- “J” is the base of the foretriangle measured along the deck from the headstay pin to the front of the mast.
- “P” is the luff length of the mainsail, measured along the aft face of the mast from the top of the boom to the highest point that the mainsail can be hoisted or black band.
- “E” is the foot length of the mainsail, measured along the boom from the aft face of the mast to the outermost point on the boom to which the main can be pulled or to the black band.
- “JSP” is the length of the spinnaker pole or the distance from the forward end of the bowsprit (fully extended) to the front face of the mast.
- “ISP” is measured from the highest spinnaker halyard to the main deck. The main deck is where the deck would be if there were no deckhouse (the sheerline)
- “PY” and “EY” are, respectively the luff length and foot length of the mizzen of a yawl or ketch measured in the same way as for the mainsail.

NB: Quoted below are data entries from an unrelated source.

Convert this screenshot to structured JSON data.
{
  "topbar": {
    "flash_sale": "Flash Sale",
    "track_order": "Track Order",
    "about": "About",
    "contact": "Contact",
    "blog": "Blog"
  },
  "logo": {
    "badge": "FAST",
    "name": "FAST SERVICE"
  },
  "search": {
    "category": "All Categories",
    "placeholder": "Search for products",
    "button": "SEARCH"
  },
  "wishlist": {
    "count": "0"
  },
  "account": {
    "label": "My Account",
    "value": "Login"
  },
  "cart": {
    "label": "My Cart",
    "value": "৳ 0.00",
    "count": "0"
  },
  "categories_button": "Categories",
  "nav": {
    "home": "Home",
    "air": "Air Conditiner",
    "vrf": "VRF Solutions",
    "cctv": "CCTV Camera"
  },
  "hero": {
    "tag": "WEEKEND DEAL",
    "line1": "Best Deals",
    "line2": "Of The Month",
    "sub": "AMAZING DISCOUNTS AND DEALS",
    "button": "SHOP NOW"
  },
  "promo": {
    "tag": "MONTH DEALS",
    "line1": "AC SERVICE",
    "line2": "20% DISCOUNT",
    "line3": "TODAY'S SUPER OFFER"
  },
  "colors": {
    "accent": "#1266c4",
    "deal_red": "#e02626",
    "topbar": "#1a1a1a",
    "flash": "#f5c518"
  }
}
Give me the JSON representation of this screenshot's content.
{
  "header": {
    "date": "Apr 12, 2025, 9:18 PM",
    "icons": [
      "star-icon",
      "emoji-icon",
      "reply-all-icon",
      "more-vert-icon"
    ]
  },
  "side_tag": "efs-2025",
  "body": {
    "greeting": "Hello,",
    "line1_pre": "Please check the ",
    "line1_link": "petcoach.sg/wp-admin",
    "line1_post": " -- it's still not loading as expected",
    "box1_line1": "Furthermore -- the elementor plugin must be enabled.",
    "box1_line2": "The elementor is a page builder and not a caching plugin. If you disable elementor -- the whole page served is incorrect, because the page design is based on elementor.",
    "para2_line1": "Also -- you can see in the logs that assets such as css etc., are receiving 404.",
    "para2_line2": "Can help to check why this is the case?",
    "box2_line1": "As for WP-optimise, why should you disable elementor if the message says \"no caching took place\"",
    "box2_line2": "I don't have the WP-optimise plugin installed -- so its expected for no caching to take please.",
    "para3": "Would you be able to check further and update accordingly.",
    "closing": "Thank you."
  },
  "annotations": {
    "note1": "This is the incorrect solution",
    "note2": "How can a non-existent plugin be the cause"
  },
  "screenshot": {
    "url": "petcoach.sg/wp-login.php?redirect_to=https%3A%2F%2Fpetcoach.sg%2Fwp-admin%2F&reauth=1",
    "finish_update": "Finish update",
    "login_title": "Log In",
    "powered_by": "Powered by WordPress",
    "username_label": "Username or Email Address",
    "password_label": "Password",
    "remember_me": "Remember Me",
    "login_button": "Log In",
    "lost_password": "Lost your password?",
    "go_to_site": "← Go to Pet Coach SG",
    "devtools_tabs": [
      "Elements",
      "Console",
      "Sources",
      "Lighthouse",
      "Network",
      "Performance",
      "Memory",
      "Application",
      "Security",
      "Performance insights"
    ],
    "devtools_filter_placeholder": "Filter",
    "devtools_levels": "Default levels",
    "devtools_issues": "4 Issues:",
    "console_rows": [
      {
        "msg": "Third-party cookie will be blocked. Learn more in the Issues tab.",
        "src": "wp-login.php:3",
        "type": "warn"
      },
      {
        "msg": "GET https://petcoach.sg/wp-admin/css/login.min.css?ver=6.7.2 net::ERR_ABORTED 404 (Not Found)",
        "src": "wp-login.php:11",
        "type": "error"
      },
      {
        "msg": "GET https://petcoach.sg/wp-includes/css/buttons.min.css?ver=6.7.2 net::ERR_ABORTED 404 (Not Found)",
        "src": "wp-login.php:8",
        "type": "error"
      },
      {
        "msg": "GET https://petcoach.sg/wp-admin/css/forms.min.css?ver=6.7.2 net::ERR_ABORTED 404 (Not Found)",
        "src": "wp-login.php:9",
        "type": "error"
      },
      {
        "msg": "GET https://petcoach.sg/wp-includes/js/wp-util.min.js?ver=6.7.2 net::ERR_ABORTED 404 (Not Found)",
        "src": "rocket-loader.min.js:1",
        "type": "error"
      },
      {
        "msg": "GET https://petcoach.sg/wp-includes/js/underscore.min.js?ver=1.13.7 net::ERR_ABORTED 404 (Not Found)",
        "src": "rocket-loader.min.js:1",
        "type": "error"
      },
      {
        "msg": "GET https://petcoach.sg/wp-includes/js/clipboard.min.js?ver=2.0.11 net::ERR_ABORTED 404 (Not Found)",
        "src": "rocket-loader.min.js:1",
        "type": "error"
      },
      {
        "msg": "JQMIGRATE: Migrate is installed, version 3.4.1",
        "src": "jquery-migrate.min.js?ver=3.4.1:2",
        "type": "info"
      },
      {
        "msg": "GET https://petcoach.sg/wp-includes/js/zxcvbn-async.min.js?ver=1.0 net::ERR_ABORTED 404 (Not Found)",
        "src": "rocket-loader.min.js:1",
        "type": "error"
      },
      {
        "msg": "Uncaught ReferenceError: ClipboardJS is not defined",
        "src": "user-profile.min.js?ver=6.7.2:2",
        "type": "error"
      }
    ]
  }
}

- “IY” is the measurement from the staysail halyard to the deck.
- “JY” is the measurement from the staysail stay to the front face of the mast.
- “LP” is the shortest distance between the clew and the luff of the genoa.
|Comparing the measurements to the Moody 44 – “Enterprise”
- Mainsail = (P x E) / 1.8 = 37.55m² —> actual sail = 33.85m²
- 155% Genoa = (( J x I ) / 2) x 1.65 = 69.11m² —> actual sail = 58.59m²
- 135% Genoa = (( J x I ) / 2) x 1.44 = 60.31m² —> actual sail = 58.59m²
- 100% Jib = ( I x J ) / 2 = 41.88m² —> I don’t have one
- Cruising Chute = 1.65 x J x I = 138.22m² —> actual sail = 115.013m²
|Moody 44 Rig Dimensions:
I = 16.49m = 54’0″
J = 5.08m = 16’8″
P = 14.17m = 46’6″
E = 4.77m = 15’8″
ISP = 16.49m = 54’0″
JSP = 5.08m = 16’8″
Actual Sail Areas on Enterprise:
Roller Genoa = 58.59m² = 630 sq ft
In-Mast Furling Main Sail = 33.85m² = 364 sq ft
Cruising Chute = 115.013m² = 1,238 sq ft
You can use Sailpower Calc – Which is an online calculator that works out the sail areas, forces and moments, when given the rig measurements and wind conditions. It represents, in a simplified manner, the aerodynamic module of a VPP (Velocity Prediction Program), used to predict a sailboat’s performance. Its quite interesting to see the effects on loads for wind speeds from 4 kts to 25 kts to 40 kts….especially when you use / don’t use the “auto depower” setting.